What a Difference a Rain Makes

April 23, 2012

Are We in a Drought Yet?

Before the recent rain that began on April 22, this winter was unusually dry with little snow or rain, and many people were asking, are we in a drought yet? The short answer is no. Now that the gardening season is underway, Mount Auburn tracks the rainfall using the weather station located at the Operations Center, and water meter readings at its pump house where water comes from a 53 foot well adjacent to Auburn Lake from April through November on a weekly basis.

Eighty percent (80%) of the cemetery grounds is dependent upon rainfall to keep lot plantings healthy and the grass green. Only about 20% of the property is irrigated.  Typically, that 20% includes new plantings for their first two or three years that are often watered with sprinklers attached to hoses connected to the standpipes located throughout the grounds, and new garden burial areas like Halcyon Garden or Birch Gardens that have installed irrigation systems.

The accompanying chart shows a comparison of rainfall during the months of April through November from 2003 through 2011 (the purple bars), and the amount of well water pumped (in millions of gallons) during those same years. Clearly, there’s a relationship between the amount of rainfall and the amount of well water used for irrigation. In 2006, for example, we recorded 40.89 inches of rainfall and 6.88 millions of gallons of water pumped for the season. The light blue bar for 2006 also indicates at least one moderate drought was recorded.

How is a drought determined?

It’s based on the amount of water in the Charles River at the Waltham dam. The USGS (U.S. Geological Survey) has installed a gauge 800 feet downstream from the Moody Street Bridge in Waltham, and Mount Auburn reviews this streamflow to determine the severity of a drought. When the stream flow is between 48 and 94 cfs (cubic feet per second), then a moderate drought may be recorded. When less than 48 cfs, a severe drought may be recorded. The final determination is the number of days at or below the threshold. The drought is declared after three days below the threshold, and then it takes seven days above the threshold to be promoted to a less restrictive level.

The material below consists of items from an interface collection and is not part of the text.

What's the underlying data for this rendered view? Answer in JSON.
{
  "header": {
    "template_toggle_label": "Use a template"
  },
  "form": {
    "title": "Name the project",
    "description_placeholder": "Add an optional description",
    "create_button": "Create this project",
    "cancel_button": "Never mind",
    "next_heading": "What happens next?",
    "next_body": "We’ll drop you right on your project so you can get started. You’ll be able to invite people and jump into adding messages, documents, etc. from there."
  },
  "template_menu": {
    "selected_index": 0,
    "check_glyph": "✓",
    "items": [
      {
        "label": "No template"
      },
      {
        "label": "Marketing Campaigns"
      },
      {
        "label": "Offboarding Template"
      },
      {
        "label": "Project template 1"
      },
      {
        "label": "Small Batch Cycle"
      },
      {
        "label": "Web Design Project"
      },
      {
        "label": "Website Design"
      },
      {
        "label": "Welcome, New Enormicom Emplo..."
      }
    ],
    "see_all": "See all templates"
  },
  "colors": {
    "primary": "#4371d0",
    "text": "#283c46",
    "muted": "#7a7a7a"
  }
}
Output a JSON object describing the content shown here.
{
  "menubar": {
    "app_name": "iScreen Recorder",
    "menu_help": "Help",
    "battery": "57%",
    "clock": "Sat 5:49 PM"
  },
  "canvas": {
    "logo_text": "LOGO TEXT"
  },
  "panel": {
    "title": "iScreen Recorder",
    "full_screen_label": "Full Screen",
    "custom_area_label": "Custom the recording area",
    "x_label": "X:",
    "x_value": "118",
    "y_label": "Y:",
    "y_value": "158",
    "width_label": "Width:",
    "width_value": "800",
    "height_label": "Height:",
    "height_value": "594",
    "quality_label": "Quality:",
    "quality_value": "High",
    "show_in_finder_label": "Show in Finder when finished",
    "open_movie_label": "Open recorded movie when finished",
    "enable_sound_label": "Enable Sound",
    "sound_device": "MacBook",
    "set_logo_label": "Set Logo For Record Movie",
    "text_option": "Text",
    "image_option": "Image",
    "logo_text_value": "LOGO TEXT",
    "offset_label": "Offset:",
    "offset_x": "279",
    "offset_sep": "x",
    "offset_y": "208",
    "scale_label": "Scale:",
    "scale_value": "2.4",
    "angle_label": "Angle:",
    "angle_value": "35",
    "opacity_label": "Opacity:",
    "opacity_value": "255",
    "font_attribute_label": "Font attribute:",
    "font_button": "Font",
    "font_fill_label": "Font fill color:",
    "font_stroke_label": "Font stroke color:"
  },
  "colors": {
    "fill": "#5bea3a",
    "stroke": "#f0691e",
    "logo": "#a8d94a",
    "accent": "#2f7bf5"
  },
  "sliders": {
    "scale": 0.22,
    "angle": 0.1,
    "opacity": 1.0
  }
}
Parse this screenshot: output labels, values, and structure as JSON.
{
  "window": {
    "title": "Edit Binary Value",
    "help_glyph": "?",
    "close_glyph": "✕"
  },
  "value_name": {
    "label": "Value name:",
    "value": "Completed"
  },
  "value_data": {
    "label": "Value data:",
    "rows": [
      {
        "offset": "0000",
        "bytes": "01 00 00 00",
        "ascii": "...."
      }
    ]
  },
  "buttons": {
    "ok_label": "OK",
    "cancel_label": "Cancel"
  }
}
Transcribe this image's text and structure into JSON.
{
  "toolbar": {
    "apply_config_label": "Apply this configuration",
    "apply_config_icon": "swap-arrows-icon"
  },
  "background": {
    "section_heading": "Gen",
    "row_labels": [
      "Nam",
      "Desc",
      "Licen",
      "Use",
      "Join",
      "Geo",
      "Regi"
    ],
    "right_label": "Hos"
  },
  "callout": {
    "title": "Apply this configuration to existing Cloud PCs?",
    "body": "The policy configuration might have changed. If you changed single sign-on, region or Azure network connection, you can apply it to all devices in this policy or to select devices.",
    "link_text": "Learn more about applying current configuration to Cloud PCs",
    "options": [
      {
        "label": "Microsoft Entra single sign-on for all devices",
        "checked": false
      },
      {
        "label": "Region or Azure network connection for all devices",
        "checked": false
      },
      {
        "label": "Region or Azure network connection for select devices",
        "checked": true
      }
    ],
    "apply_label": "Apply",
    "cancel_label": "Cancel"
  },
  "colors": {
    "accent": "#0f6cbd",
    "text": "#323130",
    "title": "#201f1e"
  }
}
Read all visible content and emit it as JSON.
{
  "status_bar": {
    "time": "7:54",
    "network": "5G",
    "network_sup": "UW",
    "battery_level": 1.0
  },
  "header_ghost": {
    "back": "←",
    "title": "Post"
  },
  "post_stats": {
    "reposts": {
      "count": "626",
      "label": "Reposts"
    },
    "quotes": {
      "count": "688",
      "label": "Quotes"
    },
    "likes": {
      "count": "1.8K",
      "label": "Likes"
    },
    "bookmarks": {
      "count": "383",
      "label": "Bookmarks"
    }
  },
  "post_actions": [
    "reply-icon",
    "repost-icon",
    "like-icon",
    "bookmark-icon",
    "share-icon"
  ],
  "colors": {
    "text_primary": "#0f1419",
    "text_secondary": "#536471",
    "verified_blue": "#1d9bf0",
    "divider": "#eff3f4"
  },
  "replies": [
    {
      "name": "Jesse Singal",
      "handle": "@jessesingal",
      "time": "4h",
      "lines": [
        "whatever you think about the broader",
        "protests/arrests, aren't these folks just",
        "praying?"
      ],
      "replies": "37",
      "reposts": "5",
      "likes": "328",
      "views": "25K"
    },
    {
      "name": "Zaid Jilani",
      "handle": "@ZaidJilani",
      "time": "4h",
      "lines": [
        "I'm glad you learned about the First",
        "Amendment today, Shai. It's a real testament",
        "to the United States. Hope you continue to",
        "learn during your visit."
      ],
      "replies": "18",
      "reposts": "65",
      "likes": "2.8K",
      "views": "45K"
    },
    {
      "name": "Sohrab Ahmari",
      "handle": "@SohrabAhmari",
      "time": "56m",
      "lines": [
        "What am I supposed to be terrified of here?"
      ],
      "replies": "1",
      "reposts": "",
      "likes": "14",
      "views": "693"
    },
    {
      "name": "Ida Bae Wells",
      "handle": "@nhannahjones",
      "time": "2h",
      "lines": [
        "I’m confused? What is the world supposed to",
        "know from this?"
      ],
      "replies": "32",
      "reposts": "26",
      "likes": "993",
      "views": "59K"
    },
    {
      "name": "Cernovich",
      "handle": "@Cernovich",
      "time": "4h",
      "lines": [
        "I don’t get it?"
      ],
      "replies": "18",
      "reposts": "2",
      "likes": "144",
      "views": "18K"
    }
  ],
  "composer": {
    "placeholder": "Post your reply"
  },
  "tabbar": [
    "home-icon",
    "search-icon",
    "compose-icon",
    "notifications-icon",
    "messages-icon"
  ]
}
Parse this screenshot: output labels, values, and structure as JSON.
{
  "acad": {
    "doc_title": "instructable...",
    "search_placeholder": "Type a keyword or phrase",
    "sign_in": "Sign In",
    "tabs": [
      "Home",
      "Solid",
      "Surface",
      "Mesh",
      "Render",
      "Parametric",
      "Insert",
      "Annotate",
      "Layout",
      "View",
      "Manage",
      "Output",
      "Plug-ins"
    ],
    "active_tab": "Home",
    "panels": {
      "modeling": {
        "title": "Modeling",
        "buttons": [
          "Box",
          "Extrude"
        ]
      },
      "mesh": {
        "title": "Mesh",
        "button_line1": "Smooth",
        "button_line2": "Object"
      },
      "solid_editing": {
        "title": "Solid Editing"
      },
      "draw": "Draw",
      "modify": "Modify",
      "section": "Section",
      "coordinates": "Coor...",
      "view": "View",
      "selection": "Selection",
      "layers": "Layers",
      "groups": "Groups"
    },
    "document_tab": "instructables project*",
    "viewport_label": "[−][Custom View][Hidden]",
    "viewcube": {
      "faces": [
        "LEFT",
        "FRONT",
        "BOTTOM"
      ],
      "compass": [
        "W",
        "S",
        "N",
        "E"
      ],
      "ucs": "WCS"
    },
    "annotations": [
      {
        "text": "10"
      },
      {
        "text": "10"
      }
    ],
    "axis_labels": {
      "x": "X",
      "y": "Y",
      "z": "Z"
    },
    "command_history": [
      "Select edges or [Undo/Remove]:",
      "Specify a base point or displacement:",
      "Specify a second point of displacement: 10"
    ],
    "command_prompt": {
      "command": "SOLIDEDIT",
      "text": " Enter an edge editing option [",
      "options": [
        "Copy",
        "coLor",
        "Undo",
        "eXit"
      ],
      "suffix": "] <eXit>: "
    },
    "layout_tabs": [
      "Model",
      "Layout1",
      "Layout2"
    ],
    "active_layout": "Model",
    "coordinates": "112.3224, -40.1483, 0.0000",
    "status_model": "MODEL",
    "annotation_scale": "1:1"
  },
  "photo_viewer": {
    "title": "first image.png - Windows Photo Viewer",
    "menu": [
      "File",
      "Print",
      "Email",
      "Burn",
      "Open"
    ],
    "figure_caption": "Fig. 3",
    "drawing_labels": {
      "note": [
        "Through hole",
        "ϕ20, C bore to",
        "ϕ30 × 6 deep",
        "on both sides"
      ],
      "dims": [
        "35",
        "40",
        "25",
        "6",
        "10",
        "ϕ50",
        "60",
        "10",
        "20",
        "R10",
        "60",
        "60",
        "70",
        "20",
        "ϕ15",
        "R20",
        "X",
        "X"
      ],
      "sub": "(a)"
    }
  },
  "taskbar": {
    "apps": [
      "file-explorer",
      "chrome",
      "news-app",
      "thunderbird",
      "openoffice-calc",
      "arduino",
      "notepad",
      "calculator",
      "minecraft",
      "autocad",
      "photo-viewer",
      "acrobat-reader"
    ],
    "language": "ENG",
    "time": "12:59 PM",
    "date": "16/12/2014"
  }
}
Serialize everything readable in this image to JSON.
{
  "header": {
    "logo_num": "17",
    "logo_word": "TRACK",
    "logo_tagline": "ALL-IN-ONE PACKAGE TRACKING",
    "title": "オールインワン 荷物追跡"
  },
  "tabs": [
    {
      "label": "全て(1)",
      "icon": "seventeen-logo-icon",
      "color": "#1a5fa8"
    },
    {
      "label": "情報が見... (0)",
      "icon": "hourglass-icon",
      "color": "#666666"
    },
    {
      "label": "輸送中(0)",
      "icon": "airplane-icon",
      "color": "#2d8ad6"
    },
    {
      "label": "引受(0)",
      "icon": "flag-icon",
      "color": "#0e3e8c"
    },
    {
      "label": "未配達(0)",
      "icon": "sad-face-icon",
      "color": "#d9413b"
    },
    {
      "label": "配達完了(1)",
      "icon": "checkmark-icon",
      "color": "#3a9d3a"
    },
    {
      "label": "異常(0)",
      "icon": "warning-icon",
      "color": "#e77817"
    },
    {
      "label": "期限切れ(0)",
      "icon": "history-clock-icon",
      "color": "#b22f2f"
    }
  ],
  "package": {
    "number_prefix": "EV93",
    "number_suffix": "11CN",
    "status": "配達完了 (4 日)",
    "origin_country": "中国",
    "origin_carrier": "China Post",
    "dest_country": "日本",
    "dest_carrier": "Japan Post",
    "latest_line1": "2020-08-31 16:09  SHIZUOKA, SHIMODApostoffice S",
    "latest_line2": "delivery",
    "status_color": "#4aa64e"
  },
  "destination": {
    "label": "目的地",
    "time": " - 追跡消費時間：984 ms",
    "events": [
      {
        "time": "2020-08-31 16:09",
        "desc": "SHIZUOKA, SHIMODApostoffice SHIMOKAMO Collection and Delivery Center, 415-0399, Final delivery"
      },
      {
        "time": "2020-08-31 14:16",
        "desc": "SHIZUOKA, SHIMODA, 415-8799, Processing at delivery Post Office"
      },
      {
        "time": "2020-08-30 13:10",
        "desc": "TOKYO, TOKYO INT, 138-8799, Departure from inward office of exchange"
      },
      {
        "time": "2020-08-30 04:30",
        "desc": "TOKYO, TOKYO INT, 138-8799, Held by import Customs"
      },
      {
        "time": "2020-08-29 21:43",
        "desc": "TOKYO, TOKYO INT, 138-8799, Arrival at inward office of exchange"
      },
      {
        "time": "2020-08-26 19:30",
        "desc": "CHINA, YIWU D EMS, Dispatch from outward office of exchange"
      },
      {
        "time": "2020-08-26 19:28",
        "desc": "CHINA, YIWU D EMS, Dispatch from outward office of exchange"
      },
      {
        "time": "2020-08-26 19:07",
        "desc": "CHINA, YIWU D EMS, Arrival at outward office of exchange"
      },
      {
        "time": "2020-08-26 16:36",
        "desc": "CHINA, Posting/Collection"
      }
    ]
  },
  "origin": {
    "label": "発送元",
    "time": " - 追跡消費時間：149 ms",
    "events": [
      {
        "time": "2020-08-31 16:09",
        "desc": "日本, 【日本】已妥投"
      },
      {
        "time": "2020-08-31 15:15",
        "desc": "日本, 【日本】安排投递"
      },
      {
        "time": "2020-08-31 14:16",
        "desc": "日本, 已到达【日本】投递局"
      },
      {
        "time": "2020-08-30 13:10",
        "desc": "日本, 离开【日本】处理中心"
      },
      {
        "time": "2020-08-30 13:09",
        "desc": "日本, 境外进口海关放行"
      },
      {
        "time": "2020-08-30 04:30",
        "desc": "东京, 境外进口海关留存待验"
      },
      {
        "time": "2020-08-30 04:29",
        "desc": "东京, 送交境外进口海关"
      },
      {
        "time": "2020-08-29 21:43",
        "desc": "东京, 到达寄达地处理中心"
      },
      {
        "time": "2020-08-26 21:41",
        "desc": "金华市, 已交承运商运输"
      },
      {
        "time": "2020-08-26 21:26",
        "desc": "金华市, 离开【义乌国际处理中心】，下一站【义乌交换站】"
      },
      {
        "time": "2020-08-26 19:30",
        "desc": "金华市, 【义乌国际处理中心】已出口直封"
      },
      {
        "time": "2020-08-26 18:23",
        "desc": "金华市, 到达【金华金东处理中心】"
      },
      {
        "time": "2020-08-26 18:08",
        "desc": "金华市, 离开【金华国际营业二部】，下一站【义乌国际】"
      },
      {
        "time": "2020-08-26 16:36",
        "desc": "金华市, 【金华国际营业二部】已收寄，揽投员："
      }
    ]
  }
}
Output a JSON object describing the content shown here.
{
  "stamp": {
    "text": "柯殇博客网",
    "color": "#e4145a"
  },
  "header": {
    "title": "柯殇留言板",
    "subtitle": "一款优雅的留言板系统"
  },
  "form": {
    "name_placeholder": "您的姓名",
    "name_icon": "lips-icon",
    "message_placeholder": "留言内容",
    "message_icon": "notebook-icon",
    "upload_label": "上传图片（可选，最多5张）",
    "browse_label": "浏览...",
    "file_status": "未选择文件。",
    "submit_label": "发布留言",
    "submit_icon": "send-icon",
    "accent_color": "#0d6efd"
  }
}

Prior to 2010, the Department of Environmental Protection (DEP) issued a permit allowing Mount Auburn to withdraw water from its 53 foot well. Conditions related to drought severity and restricting water use were attached to that permit. (Due to Mount Auburn’s judicious water use, a water withdrawal permit is no longer required however we continue to monitor water use). During a moderate drought, the DEP required no changes to Mount Auburn’s irrigation habits. In a severe drought however, some areas of turf could be left to go dormant – that is, turn to brown.

Prior to the April 22 rain, we were about two months ahead of the “drought schedule”, which means a drought that typically appears in July could have appeared in May. As of April 23, over 2 inches of rain has fallen at Mount Auburn. A gentle, steady rainfall that seeps into the earth is ideal, and although the April 22 has been heavy at times, it has occurred over more than 24 hours. This rain is a welcome relief.

About the Author: Candace Currie

Director of Planning & Sustainability

View all posts by Candace Currie →

Leave a Reply

Your email address will not be published. Required fields are marked *